***** Dataset entries

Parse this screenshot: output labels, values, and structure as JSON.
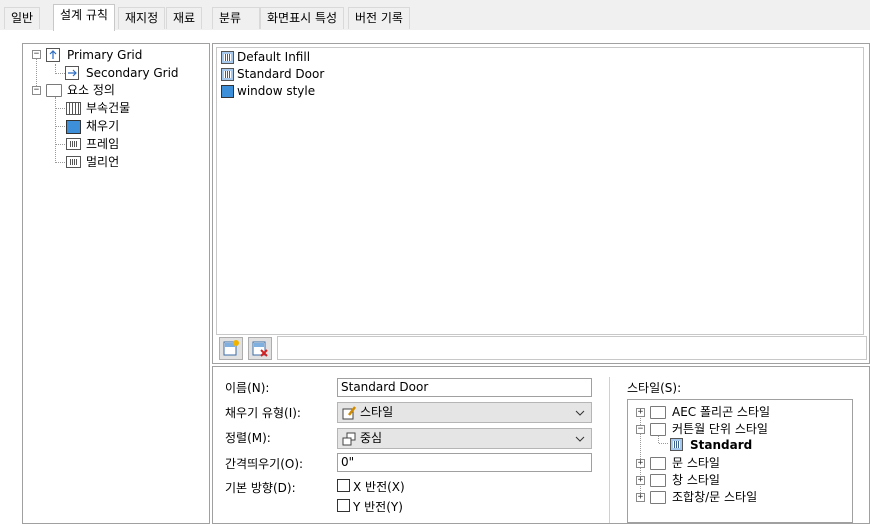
{
  "tabs": [
    "일반",
    "설계 규칙",
    "재지정",
    "재료",
    "분류",
    "화면표시 특성",
    "버전 기록"
  ],
  "active_tab": "설계 규칙",
  "left_tree": {
    "primary_grid": "Primary Grid",
    "secondary_grid": "Secondary Grid",
    "element_defs": "요소 정의",
    "items": [
      "부속건물",
      "채우기",
      "프레임",
      "멀리언"
    ],
    "selected": "채우기"
  },
  "infill_list": [
    "Default Infill",
    "Standard Door",
    "window style"
  ],
  "form": {
    "name_label": "이름(N):",
    "name_value": "Standard Door",
    "type_label": "채우기 유형(I):",
    "type_value": "스타일",
    "align_label": "정렬(M):",
    "align_value": "중심",
    "offset_label": "간격띄우기(O):",
    "offset_value": "0\"",
    "orient_label": "기본 방향(D):",
    "flip_x": "X 반전(X)",
    "flip_y": "Y 반전(Y)"
  },
  "style_tree": {
    "label": "스타일(S):",
    "items": [
      "AEC 폴리곤 스타일",
      "커튼월 단위 스타일",
      "Standard",
      "문 스타일",
      "창 스타일",
      "조합창/문 스타일"
    ],
    "selected": "Standard"
  },
  "colors": {
    "selection_blue": "#3c8fd8",
    "border": "#a0a0a0"
  }
}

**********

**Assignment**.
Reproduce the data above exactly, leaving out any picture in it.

**The answer**.
Parse this screenshot: output labels, values, and structure as JSON.
{
  "tabs": [
    "일반",
    "설계 규칙",
    "재지정",
    "재료",
    "분류",
    "화면표시 특성",
    "버전 기록"
  ],
  "active_tab": "설계 규칙",
  "left_tree": {
    "primary_grid": "Primary Grid",
    "secondary_grid": "Secondary Grid",
    "element_defs": "요소 정의",
    "items": [
      "부속건물",
      "채우기",
      "프레임",
      "멀리언"
    ],
    "selected": "채우기"
  },
  "infill_list": [
    "Default Infill",
    "Standard Door",
    "window style"
  ],
  "form": {
    "name_label": "이름(N):",
    "name_value": "Standard Door",
    "type_label": "채우기 유형(I):",
    "type_value": "스타일",
    "align_label": "정렬(M):",
    "align_value": "중심",
    "offset_label": "간격띄우기(O):",
    "offset_value": "0\"",
    "orient_label": "기본 방향(D):",
    "flip_x": "X 반전(X)",
    "flip_y": "Y 반전(Y)"
  },
  "style_tree": {
    "label": "스타일(S):",
    "items": [
      "AEC 폴리곤 스타일",
      "커튼월 단위 스타일",
      "Standard",
      "문 스타일",
      "창 스타일",
      "조합창/문 스타일"
    ],
    "selected": "Standard"
  },
  "colors": {
    "selection_blue": "#3c8fd8",
    "border": "#a0a0a0"
  }
}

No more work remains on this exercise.